▶ [WHAT IS REQUIRED]
In the entries below, find the string "price" and return each line holding it.

*** AVAILABLE DATA ***

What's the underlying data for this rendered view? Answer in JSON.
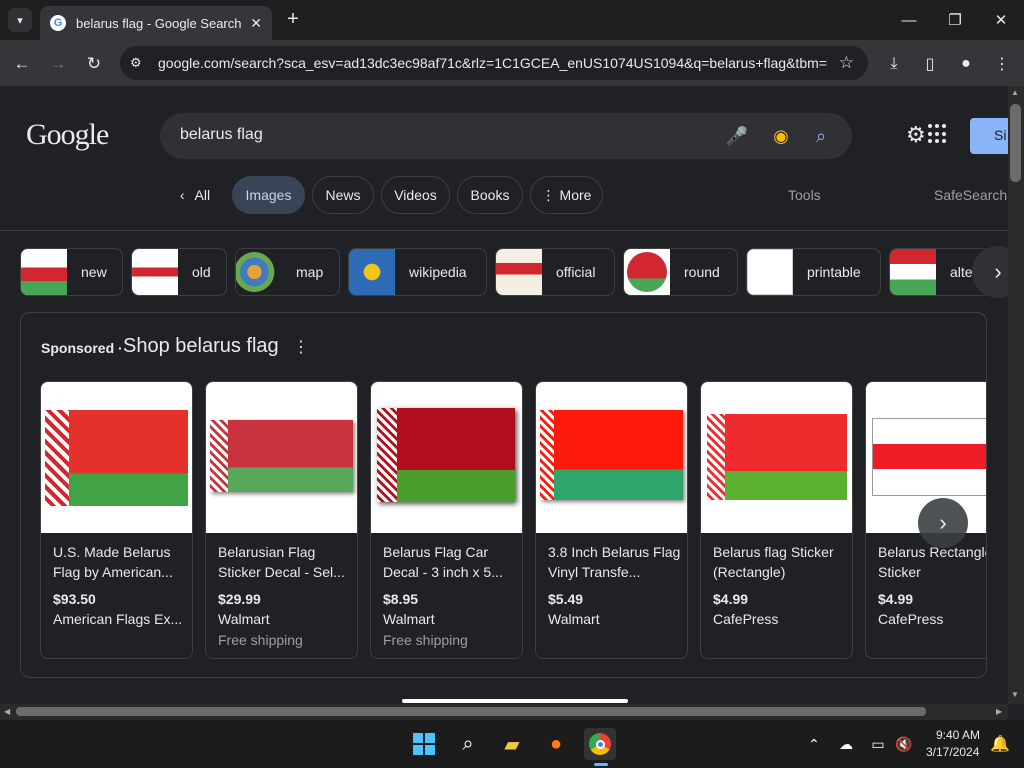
{
  "browser": {
    "tab_title": "belarus flag - Google Search",
    "url": "google.com/search?sca_esv=ad13dc3ec98af71c&rlz=1C1GCEA_enUS1074US1094&q=belarus+flag&tbm=i..."
  },
  "google": {
    "logo": "Google",
    "query": "belarus flag",
    "signin_label": "Si"
  },
  "filters": {
    "all": "All",
    "images": "Images",
    "news": "News",
    "videos": "Videos",
    "books": "Books",
    "more": "More",
    "tools": "Tools",
    "safesearch": "SafeSearch"
  },
  "chips": [
    {
      "label": "new"
    },
    {
      "label": "old"
    },
    {
      "label": "map"
    },
    {
      "label": "wikipedia"
    },
    {
      "label": "official"
    },
    {
      "label": "round"
    },
    {
      "label": "printable"
    },
    {
      "label": "alte"
    }
  ],
  "shopping": {
    "sponsored": "Sponsored ·",
    "title": "Shop belarus flag",
    "products": [
      {
        "title": "U.S. Made Belarus Flag by American...",
        "price": "$93.50",
        "store": "American Flags Ex...",
        "shipping": ""
      },
      {
        "title": "Belarusian Flag Sticker Decal - Sel...",
        "price": "$29.99",
        "store": "Walmart",
        "shipping": "Free shipping"
      },
      {
        "title": "Belarus Flag Car Decal - 3 inch x 5...",
        "price": "$8.95",
        "store": "Walmart",
        "shipping": "Free shipping"
      },
      {
        "title": "3.8 Inch Belarus Flag Vinyl Transfe...",
        "price": "$5.49",
        "store": "Walmart",
        "shipping": ""
      },
      {
        "title": "Belarus flag Sticker (Rectangle)",
        "price": "$4.99",
        "store": "CafePress",
        "shipping": ""
      },
      {
        "title": "Belarus Rectangle Sticker",
        "price": "$4.99",
        "store": "CafePress",
        "shipping": ""
      }
    ]
  },
  "taskbar": {
    "time": "9:40 AM",
    "date": "3/17/2024"
  },
  "colors": {
    "flag_red": "#d22730",
    "flag_green": "#4aa657",
    "accent": "#8ab4f8"
  }
}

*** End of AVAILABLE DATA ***

▶ [SOLUTION TO THE EXERCISE]
        "price": "$93.50",
        "price": "$29.99",
        "price": "$8.95",
        "price": "$5.49",
        "price": "$4.99",
        "price": "$4.99",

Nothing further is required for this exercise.